Archive for February, 2010

Service Members – Day 8


Alright, now we’re getting some rank on this page!

Please welcome U.S. Army Major Blane Iffert, a MinnesotaGuardsmanwho comes to us fromEdina, Minn.

Maj. Iffert joined the National Guard in 1991and has attended a number of military schools to include:Officer Basic Course, Officer Advance Course, Commanders Course, Combined Arms Service and Support School, Command and General Staff College.

In his civilian life, Maj. Iffert has worked for some big name companies such as KPMG, Lawson Software, U.S. Bank and AT&T.

When he returns to Minnesota he will resume his duties in the Public Affairs Office as the State Command Historian.

And despite this intimidating photo, Maj. Iffert is a prettyhilariousguy!

Next up, the Navy.

Service Members – Day 7

After a brief hiatus from the Service Member blog this past Valentine’s Day weekend, I’m happy to be back and bring you all U.S. Army Captain Cesar Santiago.

Cesar was born in Puerto Rico and joined the Army 1992 where he served as a non-commissioned officer for 12 years. After graduating from Troy University, Cesar commissioned as an infantry officer in 2005.

While serving with the Army, Cesar has been stationed at Fort Campbell, Ky., Fort Benning, Ga. and Fort Stewart, Ga., and despite all that time in the south he is still Army strong!

Cesar has deployed twice to Iraq, and even managed to earn a Bronze Star for his performance while acting as the company commander responsible for the capture of one High Value Target and multiple insurgents.

When Cesar graduates DINFOs, he will travel to Fort Bragg, N.C. to become an Escort Section Team Leader for the 10th Press Camp Headquarters.

Next up, more Army and more hooah!

Service Members – Day 6

Time to get Army strong!

I’m very proud to introduce you to U.S. Army Second Lieutenant Alagie Barrow. Al, like a number of my other entries was prior enlisted but, unlike the previous service members Al is not from the United Sates.
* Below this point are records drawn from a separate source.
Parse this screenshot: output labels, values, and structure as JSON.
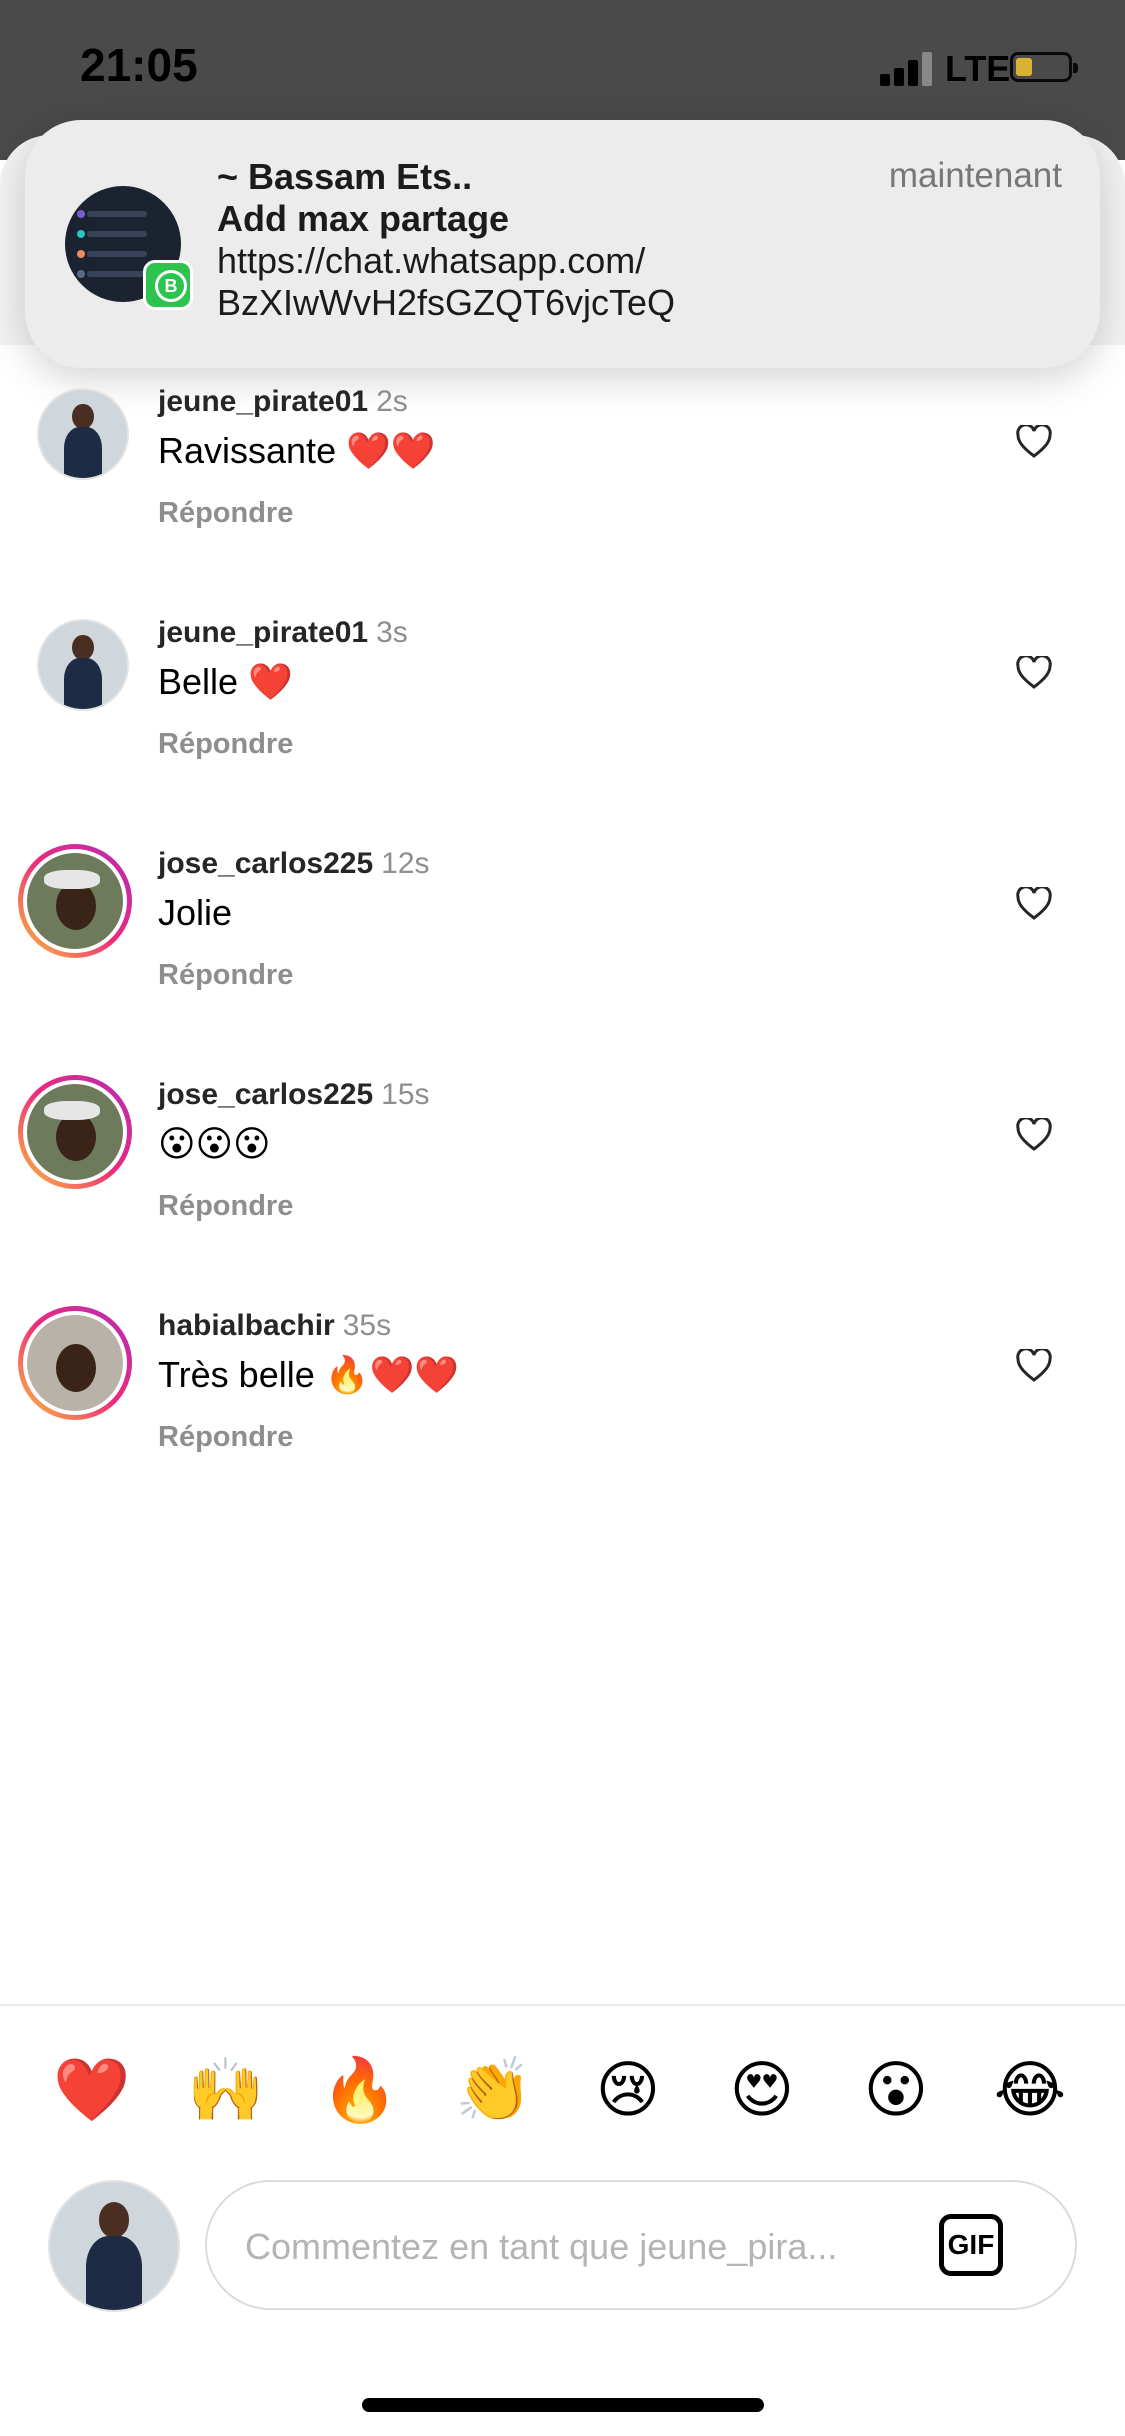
{
  "status_bar": {
    "time": "21:05",
    "network": "LTE"
  },
  "notification": {
    "sender": "~ Bassam Ets..",
    "time": "maintenant",
    "title": "Add max partage",
    "line1": "https://chat.whatsapp.com/",
    "line2": "BzXIwWvH2fsGZQT6vjcTeQ",
    "app_badge": "B"
  },
  "comments": [
    {
      "username": "jeune_pirate01",
      "ago": "2s",
      "text": "Ravissante ❤️❤️",
      "reply": "Répondre"
    },
    {
      "username": "jeune_pirate01",
      "ago": "3s",
      "text": "Belle ❤️",
      "reply": "Répondre"
    },
    {
      "username": "jose_carlos225",
      "ago": "12s",
      "text": "Jolie",
      "reply": "Répondre"
    },
    {
      "username": "jose_carlos225",
      "ago": "15s",
      "text": "😮😮😮",
      "reply": "Répondre"
    },
    {
      "username": "habialbachir",
      "ago": "35s",
      "text": "Très belle 🔥❤️❤️",
      "reply": "Répondre"
    }
  ],
  "quick_reactions": [
    "❤️",
    "🙌",
    "🔥",
    "👏",
    "😢",
    "😍",
    "😮",
    "😂"
  ],
  "composer": {
    "placeholder": "Commentez en tant que jeune_pira...",
    "gif_label": "GIF"
  }
}
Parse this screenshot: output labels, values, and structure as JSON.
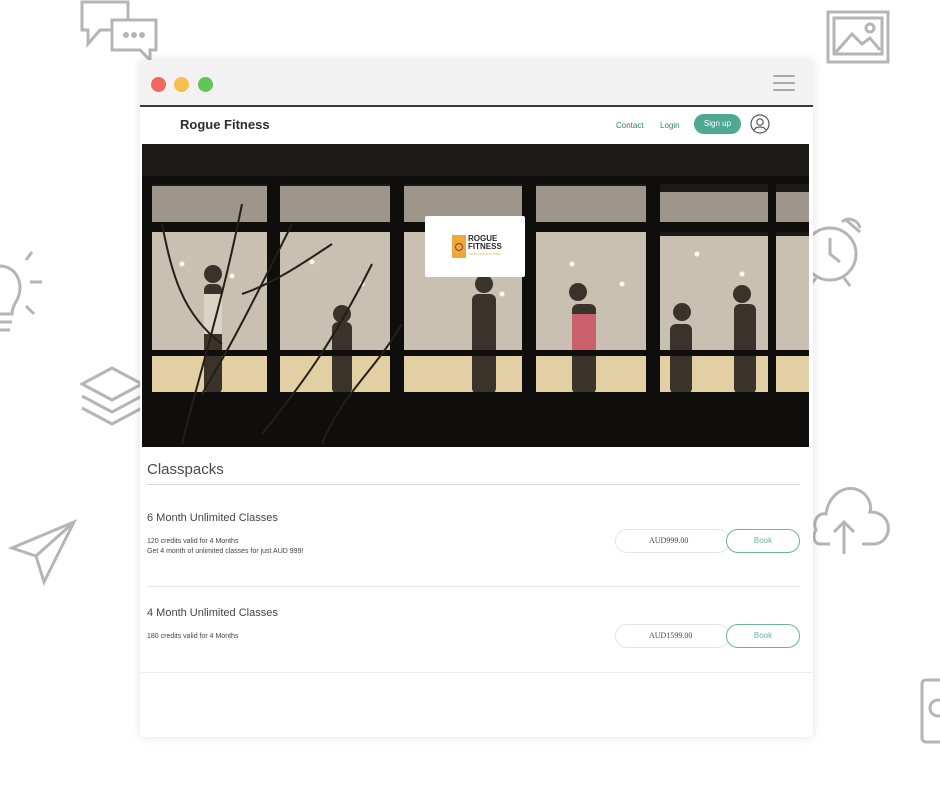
{
  "nav": {
    "brand": "Rogue Fitness",
    "contact": "Contact",
    "login": "Login",
    "signup": "Sign up"
  },
  "hero": {
    "logo_title": "ROGUE FITNESS",
    "logo_subtitle": "YOUR GROUPS HOME"
  },
  "section": {
    "title": "Classpacks"
  },
  "packs": [
    {
      "name": "6 Month Unlimited Classes",
      "line1": "120 credits valid for 4 Months",
      "line2": "Get 4 month of unlimited  classes for just AUD 999!",
      "price": "AUD999.00",
      "book": "Book"
    },
    {
      "name": "4 Month Unlimited Classes",
      "line1": "180 credits valid for 4 Months",
      "line2": "",
      "price": "AUD1599.00",
      "book": "Book"
    }
  ],
  "colors": {
    "accent": "#4ea892",
    "book_outline": "#6ab39f",
    "link": "#2e7d74",
    "traffic_red": "#ee6a5f",
    "traffic_yellow": "#f5be4f",
    "traffic_green": "#62c654"
  }
}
Al grew up in The Republic ofGambia, and was born by a kerosene lamp in a thatched roof hut in the village of Kiang. His village was comprised of about 20 families living in mud homes with no paved roads, running water or electricity.

His family moved to the capital city where his father found work at a shipyard. One day, a 6-year old Al accompanied his father to work. Al’s father worked for a Caribbean gentleman and asked if his son was in school? The next week, Al became the first person in his family to attend school and walked four miles each way for 11 years.

Al has an older brother who found success in Europe and brought him back periodicals from the U.S. during his travels. A coup occurred and conditions in Gambia deteriorated for Al. Motivated by what he read about life outside of his homeland, Al pursued a visa to the United States, and was granted one in 1992 and flew to New York City.

He tried his hand for a semester at the City College of New York, but had to quickly withdraw after finding out that all assignments must be typed. Al had never seena computer.

Unfettered, Al took up work as a salesman, cleaned buildings and bussed tables to make ends meet in N.Y. Meanwhile, he applied for scholarships and eventually moved to Nashville, Tenn. at theinvitationof a local private college. Al went to school during the day and worked nights at a Heinz food plant, got married, and put his education on hold.

2001, Al joined the National Guard to defend his adopted nation as a Private First Class.

In 2008, Al wascommissionedand now we’re in school together at DINFOS.

A pretty amazing story if you ask me.